Toolkits for Parliamentarians

While there are many toolkits for the academic and scientific community, when it comes to engagement with decision-makers and policymakers, sadly this is far from the case when it comes to Members of Parliament reaching across this communication divide. 

Our Working Group is attempting to change this by developing a toolkit, a compilation of information from parliaments worldwide, which includes practical engagement tips, case studies, a list of plain language online academic resources, and the results of a global mapping exercise showing how different parliaments engage with the scientific community.

A draft version of the toolkit was unveiled to the global parliamentary community at the IPU General Assembly in March this year. The goal is to publish a more comprehensive version online by October 2024. This toolkit is envisioned as a living document, to be continually updated with new information.

Evidence: The Third Way

The toolkit aims to promote evidence-based decision making, something which in today’s polarised world, is sadly often overlooked, leading to policy stalemates. Evidence can provide a fresh perspective and often a third way that avoids the blockages to reform created by partisan politics.

Engagement between the scientific community and decision-makers is crucial for this evidence-based decision-making to be embedded in the parliamentary system. It ensures that evidence is available, accessible, and used to make decisions on behalf of all humanity, fairly, inclusively, and justly, based on the latest research, rather than populist views, misinformation, or self-serving interests.

How Can You Contribute?

One aspect of the toolkit involves examining the resources provided by different parliaments worldwide, building a picture of the institutional supports available to parliamentarians and identifying gaps.

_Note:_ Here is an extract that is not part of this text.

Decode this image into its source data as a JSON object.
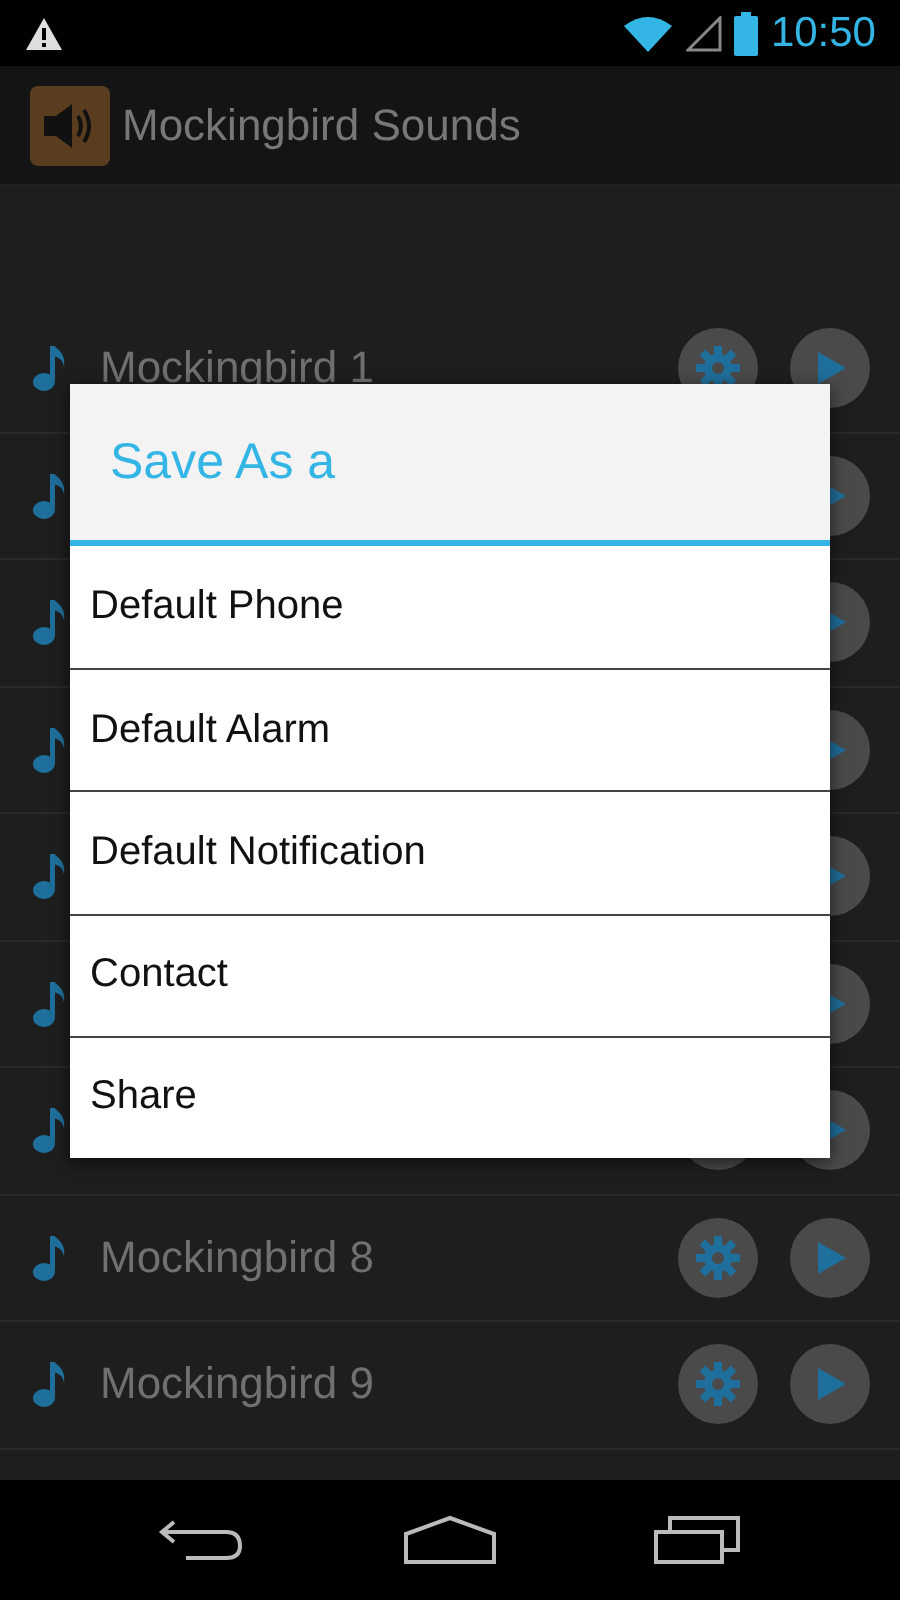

Another aspect is the inclusion of case studies, offering parliamentarians who have engaged or attempted to engage with scientists an opportunity to share their methods, lessons learned, and advice for colleagues worldwide looking to establish or enhance their relationship with science.

While many parliaments have responded, more contributions are needed, helping to provide a more comprehensive and inclusive picture of how and when science and evidence are used in parliaments worldwide. It is crucial for parliaments from the Global South, who may traditionally lack access to scientific and research facilities, to add their voice to this document.

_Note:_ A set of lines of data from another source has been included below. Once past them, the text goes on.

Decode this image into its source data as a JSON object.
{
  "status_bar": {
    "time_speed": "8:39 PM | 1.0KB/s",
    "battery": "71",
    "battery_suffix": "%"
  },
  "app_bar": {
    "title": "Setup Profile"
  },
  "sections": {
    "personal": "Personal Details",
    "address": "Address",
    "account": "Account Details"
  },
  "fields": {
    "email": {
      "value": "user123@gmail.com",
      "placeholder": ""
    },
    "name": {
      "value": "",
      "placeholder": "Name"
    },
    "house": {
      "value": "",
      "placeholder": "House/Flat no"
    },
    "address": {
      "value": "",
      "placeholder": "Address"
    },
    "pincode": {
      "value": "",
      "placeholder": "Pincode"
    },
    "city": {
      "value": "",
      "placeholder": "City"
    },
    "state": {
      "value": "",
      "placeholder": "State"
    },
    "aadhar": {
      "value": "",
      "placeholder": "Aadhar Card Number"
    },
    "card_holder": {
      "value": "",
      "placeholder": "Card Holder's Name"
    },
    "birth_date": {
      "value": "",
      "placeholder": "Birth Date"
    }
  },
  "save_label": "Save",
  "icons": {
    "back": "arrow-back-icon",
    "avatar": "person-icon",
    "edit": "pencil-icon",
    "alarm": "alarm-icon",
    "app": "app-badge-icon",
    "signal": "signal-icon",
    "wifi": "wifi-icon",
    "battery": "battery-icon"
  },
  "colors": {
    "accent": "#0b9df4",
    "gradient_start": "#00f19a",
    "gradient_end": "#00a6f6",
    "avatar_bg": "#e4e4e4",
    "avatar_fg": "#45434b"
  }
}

If you are aware of how a parliament connects with science today, have practical examples of Members of Parliament who have engaged or know of an online resource in any language that would benefit MPs and members of the public in their understanding of science, then we urge you to contribute to this vital research.

Also, please share this information with any parliamentarians who may be able to assist in this project.

Links and Contacts